- Opening Delimiter -

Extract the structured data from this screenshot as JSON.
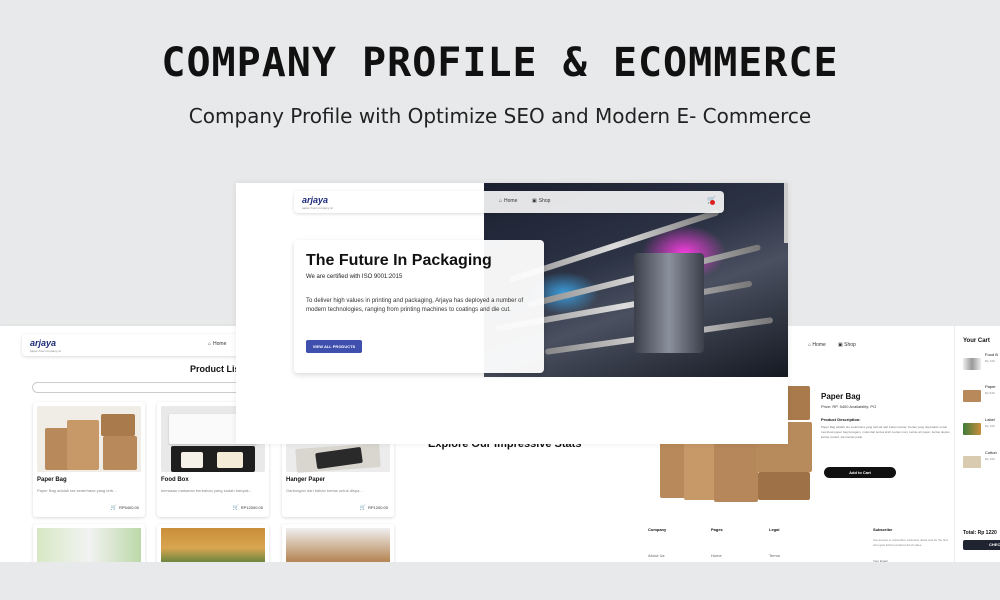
{
  "header": {
    "title": "COMPANY PROFILE  & ECOMMERCE",
    "subtitle": "Company Profile with Optimize SEO and Modern E- Commerce"
  },
  "brand": {
    "logo": "arjaya",
    "tagline": "paper food company id"
  },
  "nav": {
    "home": "Home",
    "shop": "Shop"
  },
  "hero": {
    "title": "The Future In Packaging",
    "certification": "We are certified with ISO 9001:2015",
    "description": "To deliver high values in printing and packaging, Arjaya has deployed a number of modern technologies, ranging from printing machines to coatings and die cut.",
    "cta": "VIEW ALL PRODUCTS"
  },
  "stats": {
    "heading": "Explore Our Impressive Stats"
  },
  "product_list": {
    "title": "Product List",
    "items": [
      {
        "name": "Paper Bag",
        "desc": "Paper Bag adalah tas sederhana yang terb...",
        "price": "RP5400.00"
      },
      {
        "name": "Food Box",
        "desc": "kemasan makanan berbahan yang sudah banyak...",
        "price": "RP12000.00"
      },
      {
        "name": "Hanger Paper",
        "desc": "Gantungan dari bahan kertas untuk dispa...",
        "price": "RP1200.00"
      }
    ]
  },
  "detail": {
    "name": "Paper Bag",
    "price_line": "Price: RP. 5400    Availability: PO",
    "desc_head": "Product Description:",
    "desc": "Paper Bag adalah tas sederhana yang terbuat dari bahan kertas. Kertas yang digunakan untuk membuat paper bag beragam, mulai dari kertas kraft, kertas ivory, kertas art paper, kertas duplex, kertas coated, dan kertas padu.",
    "add_to_cart": "Add to Cart"
  },
  "footer": {
    "company": "Company",
    "pages": "Pages",
    "legal": "Legal",
    "about": "About Us",
    "home": "Home",
    "terms": "Terms",
    "subscribe": "Subscribe",
    "subscribe_text": "Get access to subscriber exclusive deals and be the first who gets informed about fresh sales.",
    "email_placeholder": "Your Email"
  },
  "cart": {
    "title": "Your Cart",
    "items": [
      {
        "name": "Food B",
        "price": "Rp 120"
      },
      {
        "name": "Paper",
        "price": "Rp 540"
      },
      {
        "name": "Label",
        "price": "Rp 100"
      },
      {
        "name": "Cotton",
        "price": "Rp 100"
      }
    ],
    "total": "Total: Rp 1220",
    "checkout": "CHECKOUT"
  },
  "colors": {
    "background": "#e8e9ea",
    "primary_button": "#3e4fae",
    "brand_blue": "#1d2a78",
    "hero_accent": "#ff3ce6"
  }
}
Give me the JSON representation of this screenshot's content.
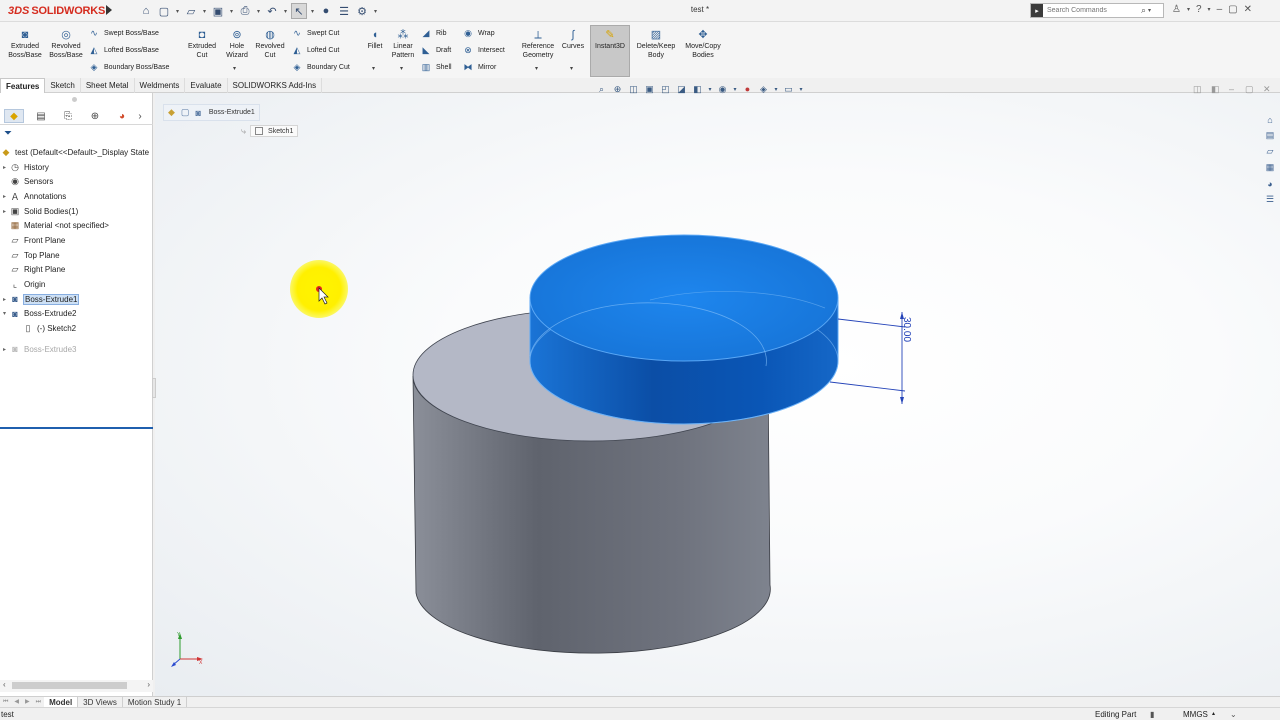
{
  "app": {
    "logo_prefix": "3DS",
    "logo_text": "SOLIDWORKS",
    "document_title": "test *",
    "search_placeholder": "Search Commands"
  },
  "command_manager": {
    "big_buttons": [
      {
        "label": "Extruded Boss/Base",
        "icon": "extruded-boss-icon"
      },
      {
        "label": "Revolved Boss/Base",
        "icon": "revolved-boss-icon"
      },
      {
        "label": "Extruded Cut",
        "icon": "extruded-cut-icon"
      },
      {
        "label": "Hole Wizard",
        "icon": "hole-wizard-icon"
      },
      {
        "label": "Revolved Cut",
        "icon": "revolved-cut-icon"
      },
      {
        "label": "Fillet",
        "icon": "fillet-icon"
      },
      {
        "label": "Linear Pattern",
        "icon": "linear-pattern-icon"
      },
      {
        "label": "Reference Geometry",
        "icon": "reference-geometry-icon"
      },
      {
        "label": "Curves",
        "icon": "curves-icon"
      },
      {
        "label": "Instant3D",
        "icon": "instant3d-icon"
      },
      {
        "label": "Delete/Keep Body",
        "icon": "delete-keep-body-icon"
      },
      {
        "label": "Move/Copy Bodies",
        "icon": "move-copy-bodies-icon"
      }
    ],
    "small_buttons": [
      {
        "label": "Swept Boss/Base"
      },
      {
        "label": "Lofted Boss/Base"
      },
      {
        "label": "Boundary Boss/Base"
      },
      {
        "label": "Swept Cut"
      },
      {
        "label": "Lofted Cut"
      },
      {
        "label": "Boundary Cut"
      },
      {
        "label": "Rib"
      },
      {
        "label": "Draft"
      },
      {
        "label": "Shell"
      },
      {
        "label": "Wrap"
      },
      {
        "label": "Intersect"
      },
      {
        "label": "Mirror"
      }
    ]
  },
  "tabs": [
    "Features",
    "Sketch",
    "Sheet Metal",
    "Weldments",
    "Evaluate",
    "SOLIDWORKS Add-Ins"
  ],
  "feature_tree": {
    "root": "test  (Default<<Default>_Display State",
    "items": [
      {
        "label": "History",
        "expandable": true
      },
      {
        "label": "Sensors",
        "expandable": false
      },
      {
        "label": "Annotations",
        "expandable": true
      },
      {
        "label": "Solid Bodies(1)",
        "expandable": true
      },
      {
        "label": "Material <not specified>",
        "expandable": false
      },
      {
        "label": "Front Plane",
        "expandable": false
      },
      {
        "label": "Top Plane",
        "expandable": false
      },
      {
        "label": "Right Plane",
        "expandable": false
      },
      {
        "label": "Origin",
        "expandable": false
      },
      {
        "label": "Boss-Extrude1",
        "expandable": true
      },
      {
        "label": "Boss-Extrude2",
        "expandable": true
      },
      {
        "label": "(-) Sketch2",
        "expandable": false
      },
      {
        "label": "Boss-Extrude3",
        "expandable": true
      }
    ]
  },
  "breadcrumb": {
    "feature": "Boss-Extrude1",
    "sketch": "Sketch1"
  },
  "dimension": {
    "value": "30.00"
  },
  "bottom_tabs": [
    "Model",
    "3D Views",
    "Motion Study 1"
  ],
  "status": {
    "left": "test",
    "mode": "Editing Part",
    "units": "MMGS"
  },
  "colors": {
    "selected_body": "#1a78d8",
    "base_body": "#7c818d",
    "accent": "#1f5fae"
  }
}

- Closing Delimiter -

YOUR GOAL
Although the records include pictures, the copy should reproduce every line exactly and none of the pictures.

TASK RESULT
Extract the structured data from this screenshot as JSON.
{
  "header": {
    "title": "COMPANY PROFILE  & ECOMMERCE",
    "subtitle": "Company Profile with Optimize SEO and Modern E- Commerce"
  },
  "brand": {
    "logo": "arjaya",
    "tagline": "paper food company id"
  },
  "nav": {
    "home": "Home",
    "shop": "Shop"
  },
  "hero": {
    "title": "The Future In Packaging",
    "certification": "We are certified with ISO 9001:2015",
    "description": "To deliver high values in printing and packaging, Arjaya has deployed a number of modern technologies, ranging from printing machines to coatings and die cut.",
    "cta": "VIEW ALL PRODUCTS"
  },
  "stats": {
    "heading": "Explore Our Impressive Stats"
  },
  "product_list": {
    "title": "Product List",
    "items": [
      {
        "name": "Paper Bag",
        "desc": "Paper Bag adalah tas sederhana yang terb...",
        "price": "RP5400.00"
      },
      {
        "name": "Food Box",
        "desc": "kemasan makanan berbahan yang sudah banyak...",
        "price": "RP12000.00"
      },
      {
        "name": "Hanger Paper",
        "desc": "Gantungan dari bahan kertas untuk dispa...",
        "price": "RP1200.00"
      }
    ]
  },
  "detail": {
    "name": "Paper Bag",
    "price_line": "Price: RP. 5400    Availability: PO",
    "desc_head": "Product Description:",
    "desc": "Paper Bag adalah tas sederhana yang terbuat dari bahan kertas. Kertas yang digunakan untuk membuat paper bag beragam, mulai dari kertas kraft, kertas ivory, kertas art paper, kertas duplex, kertas coated, dan kertas padu.",
    "add_to_cart": "Add to Cart"
  },
  "footer": {
    "company": "Company",
    "pages": "Pages",
    "legal": "Legal",
    "about": "About Us",
    "home": "Home",
    "terms": "Terms",
    "subscribe": "Subscribe",
    "subscribe_text": "Get access to subscriber exclusive deals and be the first who gets informed about fresh sales.",
    "email_placeholder": "Your Email"
  },
  "cart": {
    "title": "Your Cart",
    "items": [
      {
        "name": "Food B",
        "price": "Rp 120"
      },
      {
        "name": "Paper",
        "price": "Rp 540"
      },
      {
        "name": "Label",
        "price": "Rp 100"
      },
      {
        "name": "Cotton",
        "price": "Rp 100"
      }
    ],
    "total": "Total: Rp 1220",
    "checkout": "CHECKOUT"
  },
  "colors": {
    "background": "#e8e9ea",
    "primary_button": "#3e4fae",
    "brand_blue": "#1d2a78",
    "hero_accent": "#ff3ce6"
  }
}
Give me the JSON representation of this screenshot's content.
{
  "app": {
    "logo_prefix": "3DS",
    "logo_text": "SOLIDWORKS",
    "document_title": "test *",
    "search_placeholder": "Search Commands"
  },
  "command_manager": {
    "big_buttons": [
      {
        "label": "Extruded Boss/Base",
        "icon": "extruded-boss-icon"
      },
      {
        "label": "Revolved Boss/Base",
        "icon": "revolved-boss-icon"
      },
      {
        "label": "Extruded Cut",
        "icon": "extruded-cut-icon"
      },
      {
        "label": "Hole Wizard",
        "icon": "hole-wizard-icon"
      },
      {
        "label": "Revolved Cut",
        "icon": "revolved-cut-icon"
      },
      {
        "label": "Fillet",
        "icon": "fillet-icon"
      },
      {
        "label": "Linear Pattern",
        "icon": "linear-pattern-icon"
      },
      {
        "label": "Reference Geometry",
        "icon": "reference-geometry-icon"
      },
      {
        "label": "Curves",
        "icon": "curves-icon"
      },
      {
        "label": "Instant3D",
        "icon": "instant3d-icon"
      },
      {
        "label": "Delete/Keep Body",
        "icon": "delete-keep-body-icon"
      },
      {
        "label": "Move/Copy Bodies",
        "icon": "move-copy-bodies-icon"
      }
    ],
    "small_buttons": [
      {
        "label": "Swept Boss/Base"
      },
      {
        "label": "Lofted Boss/Base"
      },
      {
        "label": "Boundary Boss/Base"
      },
      {
        "label": "Swept Cut"
      },
      {
        "label": "Lofted Cut"
      },
      {
        "label": "Boundary Cut"
      },
      {
        "label": "Rib"
      },
      {
        "label": "Draft"
      },
      {
        "label": "Shell"
      },
      {
        "label": "Wrap"
      },
      {
        "label": "Intersect"
      },
      {
        "label": "Mirror"
      }
    ]
  },
  "tabs": [
    "Features",
    "Sketch",
    "Sheet Metal",
    "Weldments",
    "Evaluate",
    "SOLIDWORKS Add-Ins"
  ],
  "feature_tree": {
    "root": "test  (Default<<Default>_Display State",
    "items": [
      {
        "label": "History",
        "expandable": true
      },
      {
        "label": "Sensors",
        "expandable": false
      },
      {
        "label": "Annotations",
        "expandable": true
      },
      {
        "label": "Solid Bodies(1)",
        "expandable": true
      },
      {
        "label": "Material <not specified>",
        "expandable": false
      },
      {
        "label": "Front Plane",
        "expandable": false
      },
      {
        "label": "Top Plane",
        "expandable": false
      },
      {
        "label": "Right Plane",
        "expandable": false
      },
      {
        "label": "Origin",
        "expandable": false
      },
      {
        "label": "Boss-Extrude1",
        "expandable": true
      },
      {
        "label": "Boss-Extrude2",
        "expandable": true
      },
      {
        "label": "(-) Sketch2",
        "expandable": false
      },
      {
        "label": "Boss-Extrude3",
        "expandable": true
      }
    ]
  },
  "breadcrumb": {
    "feature": "Boss-Extrude1",
    "sketch": "Sketch1"
  },
  "dimension": {
    "value": "30.00"
  },
  "bottom_tabs": [
    "Model",
    "3D Views",
    "Motion Study 1"
  ],
  "status": {
    "left": "test",
    "mode": "Editing Part",
    "units": "MMGS"
  },
  "colors": {
    "selected_body": "#1a78d8",
    "base_body": "#7c818d",
    "accent": "#1f5fae"
  }
}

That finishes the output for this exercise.